• _What is expected_: Word for word, reproduce each line of the data below, omitting every image.
[Provided material Boundary: Start]
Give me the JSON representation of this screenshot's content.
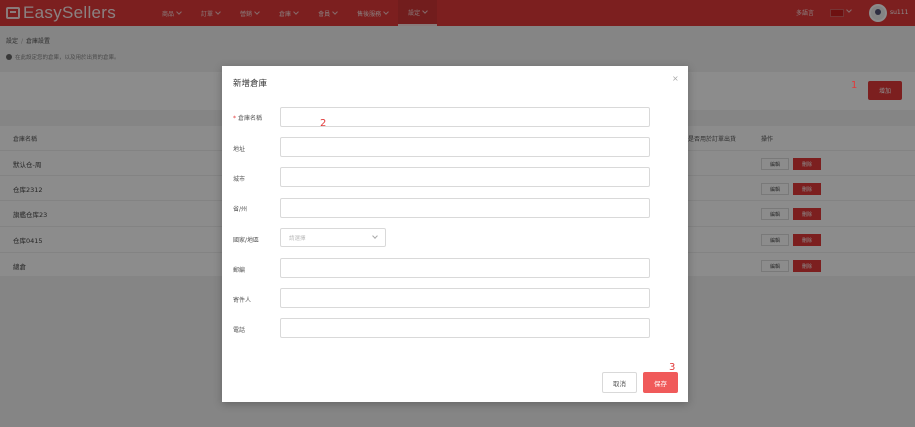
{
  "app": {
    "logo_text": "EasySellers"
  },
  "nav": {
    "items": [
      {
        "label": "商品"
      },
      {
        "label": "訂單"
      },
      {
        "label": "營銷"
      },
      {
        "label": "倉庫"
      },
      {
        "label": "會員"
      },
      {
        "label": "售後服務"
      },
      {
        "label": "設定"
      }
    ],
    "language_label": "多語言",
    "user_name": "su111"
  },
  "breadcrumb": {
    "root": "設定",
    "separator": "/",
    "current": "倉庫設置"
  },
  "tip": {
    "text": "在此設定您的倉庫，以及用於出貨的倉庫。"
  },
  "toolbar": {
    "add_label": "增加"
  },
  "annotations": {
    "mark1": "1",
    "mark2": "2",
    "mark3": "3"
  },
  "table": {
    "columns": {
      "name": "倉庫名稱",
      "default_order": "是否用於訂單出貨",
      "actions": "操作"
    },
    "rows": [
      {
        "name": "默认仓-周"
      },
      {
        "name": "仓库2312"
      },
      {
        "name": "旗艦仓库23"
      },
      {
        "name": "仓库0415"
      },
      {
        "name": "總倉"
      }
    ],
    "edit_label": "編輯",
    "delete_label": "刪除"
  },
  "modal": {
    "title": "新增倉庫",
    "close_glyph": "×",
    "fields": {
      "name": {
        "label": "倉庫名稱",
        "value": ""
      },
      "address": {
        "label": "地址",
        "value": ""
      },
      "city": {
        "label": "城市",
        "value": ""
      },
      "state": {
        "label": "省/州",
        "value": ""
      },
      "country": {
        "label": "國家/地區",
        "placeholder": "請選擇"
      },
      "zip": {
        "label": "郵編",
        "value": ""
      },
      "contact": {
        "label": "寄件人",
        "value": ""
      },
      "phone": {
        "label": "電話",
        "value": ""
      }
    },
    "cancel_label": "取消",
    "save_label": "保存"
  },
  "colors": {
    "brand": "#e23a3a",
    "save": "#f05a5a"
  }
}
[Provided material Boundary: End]
• _Reply to the exercise_:
Give me the JSON representation of this screenshot's content.
{
  "app": {
    "logo_text": "EasySellers"
  },
  "nav": {
    "items": [
      {
        "label": "商品"
      },
      {
        "label": "訂單"
      },
      {
        "label": "營銷"
      },
      {
        "label": "倉庫"
      },
      {
        "label": "會員"
      },
      {
        "label": "售後服務"
      },
      {
        "label": "設定"
      }
    ],
    "language_label": "多語言",
    "user_name": "su111"
  },
  "breadcrumb": {
    "root": "設定",
    "separator": "/",
    "current": "倉庫設置"
  },
  "tip": {
    "text": "在此設定您的倉庫，以及用於出貨的倉庫。"
  },
  "toolbar": {
    "add_label": "增加"
  },
  "annotations": {
    "mark1": "1",
    "mark2": "2",
    "mark3": "3"
  },
  "table": {
    "columns": {
      "name": "倉庫名稱",
      "default_order": "是否用於訂單出貨",
      "actions": "操作"
    },
    "rows": [
      {
        "name": "默认仓-周"
      },
      {
        "name": "仓库2312"
      },
      {
        "name": "旗艦仓库23"
      },
      {
        "name": "仓库0415"
      },
      {
        "name": "總倉"
      }
    ],
    "edit_label": "編輯",
    "delete_label": "刪除"
  },
  "modal": {
    "title": "新增倉庫",
    "close_glyph": "×",
    "fields": {
      "name": {
        "label": "倉庫名稱",
        "value": ""
      },
      "address": {
        "label": "地址",
        "value": ""
      },
      "city": {
        "label": "城市",
        "value": ""
      },
      "state": {
        "label": "省/州",
        "value": ""
      },
      "country": {
        "label": "國家/地區",
        "placeholder": "請選擇"
      },
      "zip": {
        "label": "郵編",
        "value": ""
      },
      "contact": {
        "label": "寄件人",
        "value": ""
      },
      "phone": {
        "label": "電話",
        "value": ""
      }
    },
    "cancel_label": "取消",
    "save_label": "保存"
  },
  "colors": {
    "brand": "#e23a3a",
    "save": "#f05a5a"
  }
}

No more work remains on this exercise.